While celebrating Maori traditions, Ihimaera also shows how women, gays, and lesbians have

-1145-

Notes for this page

Add a new note
If you are trying to select text to create highlights or citations, remember that you must now click or tap on the first word, and then click or tap on the last word.
One moment ...
Default project is now your active project.
Project items
Notes
Cite this page

Cited page

Style
Citations are available only to our active members.
Buy instant access to cite pages or passages in MLA 8, MLA 7, APA and Chicago citation styles.

(Einhorn, 1992, p. 25)

(Einhorn 25)

(Einhorn 25)

1. Lois J. Einhorn, Abraham Lincoln, the Orator: Penetrating the Lincoln Legend (Westport, CT: Greenwood Press, 1992), 25, http://www.questia.com/read/27419298.

Note: primary sources have slightly different requirements for citation. Please see these guidelines for more information.

Cited page

Bookmark this page
The Encyclopedia of Twentieth-Century Fiction - Vol. 3
Table of contents

Table of contents

  • Editors i
  • The Wiley-Blackwell Encyclopedia of Literature WWW.Literatureencyclopedia.Com ii
  • Title Page iii
  • Contents v
  • List of Entries vii
  • Acknowledgments xiii
  • Notes on Contributors to Volume III xv
  • Introduction to Volume III 937
  • A 942
  • B 980
  • C 995
  • D 1034
  • E 1052
  • F 1066
  • G 1094
  • H 1121
  • I 1145
  • J 1154
  • K 1167
  • L 1180
  • M 1198
  • N 1252
  • O 1270
  • P 1277
  • Q 1296
  • R 1300
  • S 1325
  • T 1365
  • U 1370
  • V 1373
  • W 1378
  • Z 1398
  • Index 1400
Settings

Settings

Typeface
Text size Smaller Larger Reset View mode
Search within

Search within this book

Look up

Look up a word

  • Dictionary
  • Thesaurus
Please submit a word or phrase above.
Print this page

Print this page

Why can't I print more than one page at a time?
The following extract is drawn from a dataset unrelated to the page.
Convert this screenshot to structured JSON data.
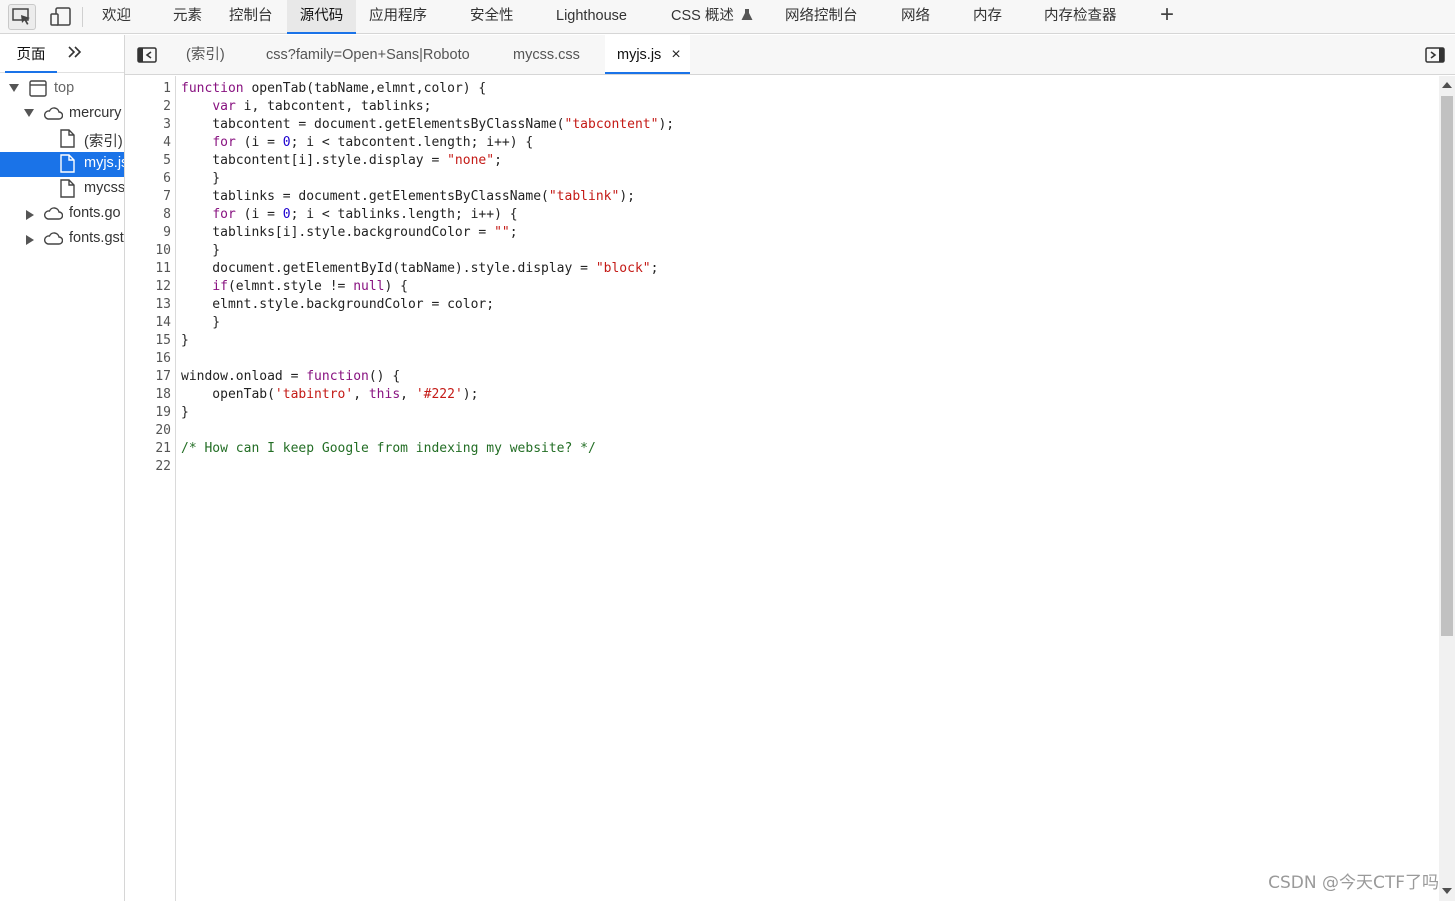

Help
Full screen
Items saved from this book
  • Bookmarks
  • Highlights & Notes
  • Citations
/ 1484

matching results for page

    Questia reader help

    How to highlight and cite specific passages

    1. Click or tap the first word you want to select.
    2. Click or tap the last word you want to select, and you’ll see everything in between get selected.
    3. You’ll then get a menu of options like creating a highlight or a citation from that passage of text.

    OK, got it!

    Cited passage

    Style
    Citations are available only to our active members.
    Buy instant access to cite pages or passages in MLA 8, MLA 7, APA and Chicago citation styles.

    "Portraying himself as an honest, ordinary person helped Lincoln identify with his audiences." (Einhorn, 1992, p. 25).

    "Portraying himself as an honest, ordinary person helped Lincoln identify with his audiences." (Einhorn 25)

    "Portraying himself as an honest, ordinary person helped Lincoln identify with his audiences." (Einhorn 25)

    "Portraying himself as an honest, ordinary person helped Lincoln identify with his audiences."1

    1. Lois J. Einhorn, Abraham Lincoln, the Orator: Penetrating the Lincoln Legend (Westport, CT: Greenwood Press, 1992), 25, http://www.questia.com/read/27419298.

    Cited passage

    Thanks for trying Questia!

    Please continue trying out our research tools, but please note, full functionality is available only to our active members.

    Your work will be lost once you leave this Web page.

    Buy instant access to save your work.

    Already a member? Log in now.

    Search by... Author
    Show... All Results Primary Sources Peer-reviewed

    Oops!

    An unknown error has occurred. Please click the button below to reload the page. If the problem persists, please try again in a little while.